> [WHAT NEEDS TO BE DONE]:
Please print each entry below exactly as it reads.

(Web page and app entries)
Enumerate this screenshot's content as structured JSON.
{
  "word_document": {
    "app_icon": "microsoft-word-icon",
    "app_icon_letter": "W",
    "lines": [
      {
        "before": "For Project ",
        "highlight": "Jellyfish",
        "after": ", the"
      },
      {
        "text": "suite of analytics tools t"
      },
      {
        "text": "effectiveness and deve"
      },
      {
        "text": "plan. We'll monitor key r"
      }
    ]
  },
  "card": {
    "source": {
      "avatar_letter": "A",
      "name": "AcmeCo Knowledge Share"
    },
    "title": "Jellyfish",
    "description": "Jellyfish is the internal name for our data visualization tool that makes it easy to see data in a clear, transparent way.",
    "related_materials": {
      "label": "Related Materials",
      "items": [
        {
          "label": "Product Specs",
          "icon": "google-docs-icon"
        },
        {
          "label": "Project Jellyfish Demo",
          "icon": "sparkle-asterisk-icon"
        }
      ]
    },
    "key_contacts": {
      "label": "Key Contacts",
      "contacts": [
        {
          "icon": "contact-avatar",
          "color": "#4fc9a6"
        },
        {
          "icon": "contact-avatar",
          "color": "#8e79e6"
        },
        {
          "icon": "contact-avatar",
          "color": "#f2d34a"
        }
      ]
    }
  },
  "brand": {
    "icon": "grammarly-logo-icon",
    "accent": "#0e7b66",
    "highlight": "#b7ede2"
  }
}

> [WRITTEN RESPONSE]:
Enumerate this screenshot's content as structured JSON.
{
  "word_document": {
    "app_icon": "microsoft-word-icon",
    "app_icon_letter": "W",
    "lines": [
      {
        "before": "For Project ",
        "highlight": "Jellyfish",
        "after": ", the"
      },
      {
        "text": "suite of analytics tools t"
      },
      {
        "text": "effectiveness and deve"
      },
      {
        "text": "plan. We'll monitor key r"
      }
    ]
  },
  "card": {
    "source": {
      "avatar_letter": "A",
      "name": "AcmeCo Knowledge Share"
    },
    "title": "Jellyfish",
    "description": "Jellyfish is the internal name for our data visualization tool that makes it easy to see data in a clear, transparent way.",
    "related_materials": {
      "label": "Related Materials",
      "items": [
        {
          "label": "Product Specs",
          "icon": "google-docs-icon"
        },
        {
          "label": "Project Jellyfish Demo",
          "icon": "sparkle-asterisk-icon"
        }
      ]
    },
    "key_contacts": {
      "label": "Key Contacts",
      "contacts": [
        {
          "icon": "contact-avatar",
          "color": "#4fc9a6"
        },
        {
          "icon": "contact-avatar",
          "color": "#8e79e6"
        },
        {
          "icon": "contact-avatar",
          "color": "#f2d34a"
        }
      ]
    }
  },
  "brand": {
    "icon": "grammarly-logo-icon",
    "accent": "#0e7b66",
    "highlight": "#b7ede2"
  }
}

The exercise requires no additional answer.